  • "A professional politician is a professionally dishonorable man. In order to get anywhere near high office[?] he has to make so many compromises and submit to so many humiliations that he becomes indistinguishable from a streetwalker."
  • "Giving every man a vote has no more made men wise and free than Christianity has made them good."
  • "Conscience is a mother-in-law whose visit never ends."
  • "Firmness in decision is often merely a form of stupidity[?]. It indicates an inability to think the same thing out twice."
  • "Truth - Something somehow discreditable to someone."
  • "Philosophy consists very largely of one philosopher arguing that all other philosophers are jackasses. He usually proves it, and I should add that he also usually proves that he is one himself."
  • "Life may not be exactly pleasant, but it is at least not dull. Heave yourself into Hell today, and you may miss, tomorrow or next day, another Scopes trial, or another War to End War, or perchance a rich and buxom widow with all her first husband's clothes. There are always more Hardings hatching. I advocate hanging on as long as possible."
  • "The fact that I have no remedy for all the sorrows of the world is no reason for my accepting yours. It simply supports the strong probability that yours is a fake."
  • "It is impossible to imagine the universe run by a wise, just and omnipotent God, but it is quite easy to imagine it run by a board of gods. If such a board actually exists it operates precisely like the board of a [[corporation] that is losing money."
  • "The believing mind is externally impervious to evidence. The most that can be accomplished with it is to induce it to substitute one delusion for another. It rejects all overt evidence as wicked..."
  • "Why assume so glibly that the God who presumably created the universe is still running it? It is certainly perfectly conceivable that He may have finished it and then turned it over to lesser gods to operate. In the same way many human institutions are turned over to grossly inferior men. This is true, for example, of most universities, and of all great newspapers."
  • "The Christian church, in its attitude toward science, shows the mind of a more or less enlightened man of the Thirteenth Century. It no longer believes that the earth is flat, but it is still convinced that prayer can cure after medicine fails."
  • "Under democracy one party always devotes its chief energies to trying to prove that the other party is unfit to rule--and both commonly succeed, and are right... The United States has never developed an aristocracy really disinterested or an intelligentsia really intelligent. Its history is simply a record of vacillations between two gangs of frauds."
  • "The theory seems to be that so long as a man is a failure he is one of God's chillun, but that as soon as he succeeds he is taken over by the Devil."
  • "It is often argued that religion is valuable because it makes men good, but even if this were true it would not be a proof that religion is true. That would be an extension of pragmatism beyond endurance. Santa Claus makes children good in precisely the same way, and yet no one would argue seriously that the fact proves his existence. The defense of religion is full of such logical imbecilities."
  • "Puritanism: The haunting fear that someone, somewhere, may be happy."

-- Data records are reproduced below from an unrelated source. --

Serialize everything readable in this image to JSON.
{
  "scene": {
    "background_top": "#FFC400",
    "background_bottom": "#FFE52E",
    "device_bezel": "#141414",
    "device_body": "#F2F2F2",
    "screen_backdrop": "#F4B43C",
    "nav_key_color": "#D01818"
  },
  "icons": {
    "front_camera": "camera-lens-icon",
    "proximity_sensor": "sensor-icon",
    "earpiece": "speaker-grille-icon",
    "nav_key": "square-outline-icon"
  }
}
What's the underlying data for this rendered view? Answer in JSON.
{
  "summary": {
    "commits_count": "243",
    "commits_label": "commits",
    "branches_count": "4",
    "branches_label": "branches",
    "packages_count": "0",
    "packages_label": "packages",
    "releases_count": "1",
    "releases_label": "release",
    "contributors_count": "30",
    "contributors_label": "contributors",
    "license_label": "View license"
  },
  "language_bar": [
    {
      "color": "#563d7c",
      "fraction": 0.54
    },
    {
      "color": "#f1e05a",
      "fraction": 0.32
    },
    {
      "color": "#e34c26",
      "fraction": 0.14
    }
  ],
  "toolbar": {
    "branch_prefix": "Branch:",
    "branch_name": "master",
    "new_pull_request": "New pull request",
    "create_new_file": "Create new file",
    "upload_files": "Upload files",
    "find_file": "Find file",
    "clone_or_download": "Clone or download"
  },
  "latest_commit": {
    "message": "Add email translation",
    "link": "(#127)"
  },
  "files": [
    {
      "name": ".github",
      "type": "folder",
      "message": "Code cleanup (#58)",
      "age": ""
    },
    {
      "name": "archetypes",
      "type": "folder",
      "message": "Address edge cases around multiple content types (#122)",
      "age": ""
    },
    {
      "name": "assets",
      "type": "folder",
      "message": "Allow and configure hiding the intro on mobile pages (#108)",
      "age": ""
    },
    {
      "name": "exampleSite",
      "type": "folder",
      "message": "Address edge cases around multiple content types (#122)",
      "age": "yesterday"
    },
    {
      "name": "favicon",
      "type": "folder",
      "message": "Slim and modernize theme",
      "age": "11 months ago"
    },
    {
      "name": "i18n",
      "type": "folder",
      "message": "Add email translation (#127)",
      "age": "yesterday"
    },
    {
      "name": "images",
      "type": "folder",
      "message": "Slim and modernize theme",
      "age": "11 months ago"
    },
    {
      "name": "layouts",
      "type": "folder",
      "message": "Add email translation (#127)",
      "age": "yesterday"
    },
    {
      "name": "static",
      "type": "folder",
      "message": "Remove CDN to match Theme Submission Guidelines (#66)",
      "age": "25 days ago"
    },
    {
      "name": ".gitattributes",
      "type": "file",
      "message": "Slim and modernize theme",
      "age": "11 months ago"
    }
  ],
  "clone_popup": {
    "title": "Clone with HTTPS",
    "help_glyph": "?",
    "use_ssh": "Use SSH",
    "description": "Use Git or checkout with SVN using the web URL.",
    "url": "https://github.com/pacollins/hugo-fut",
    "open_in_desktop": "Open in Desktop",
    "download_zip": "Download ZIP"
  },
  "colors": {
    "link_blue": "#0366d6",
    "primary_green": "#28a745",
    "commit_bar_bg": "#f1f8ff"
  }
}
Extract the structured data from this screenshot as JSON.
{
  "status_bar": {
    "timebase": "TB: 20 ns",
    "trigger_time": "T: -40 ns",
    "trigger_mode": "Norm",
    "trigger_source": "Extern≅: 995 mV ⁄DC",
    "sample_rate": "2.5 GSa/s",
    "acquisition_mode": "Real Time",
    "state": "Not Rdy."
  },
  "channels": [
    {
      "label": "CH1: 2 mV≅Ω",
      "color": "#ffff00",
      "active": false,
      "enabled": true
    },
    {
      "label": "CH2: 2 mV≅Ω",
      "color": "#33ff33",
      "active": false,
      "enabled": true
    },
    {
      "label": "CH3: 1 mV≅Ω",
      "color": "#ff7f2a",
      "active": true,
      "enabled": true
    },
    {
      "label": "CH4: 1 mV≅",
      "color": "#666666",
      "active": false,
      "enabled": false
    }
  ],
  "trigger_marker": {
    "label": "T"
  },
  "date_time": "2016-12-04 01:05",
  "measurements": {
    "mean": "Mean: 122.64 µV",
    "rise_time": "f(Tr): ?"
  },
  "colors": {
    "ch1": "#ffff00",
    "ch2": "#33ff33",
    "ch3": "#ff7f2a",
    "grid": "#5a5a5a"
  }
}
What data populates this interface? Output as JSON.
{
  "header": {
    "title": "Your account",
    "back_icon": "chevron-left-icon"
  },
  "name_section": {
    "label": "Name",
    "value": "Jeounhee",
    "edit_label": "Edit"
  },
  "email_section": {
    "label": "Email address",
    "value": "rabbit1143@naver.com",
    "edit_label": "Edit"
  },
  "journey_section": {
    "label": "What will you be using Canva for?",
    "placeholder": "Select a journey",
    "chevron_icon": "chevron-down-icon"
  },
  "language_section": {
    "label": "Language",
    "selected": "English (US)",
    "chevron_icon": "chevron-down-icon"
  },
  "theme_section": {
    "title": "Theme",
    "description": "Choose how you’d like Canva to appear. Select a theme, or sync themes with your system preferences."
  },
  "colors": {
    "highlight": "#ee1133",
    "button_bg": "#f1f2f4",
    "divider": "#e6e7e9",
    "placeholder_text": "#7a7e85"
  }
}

External Links

All Wikipedia text is available under the terms of the GNU Free Documentation License

  Search Encyclopedia

Search over one million articles, find something about almost anything!
  Featured Article
Reformed churches

... typical of these churches. Table of contents 1 Continental Reformed churches 2 Reformed churches in Britain and Ireland 3 Reformed churches in the U.S. and ...

This page was created in 29.2 ms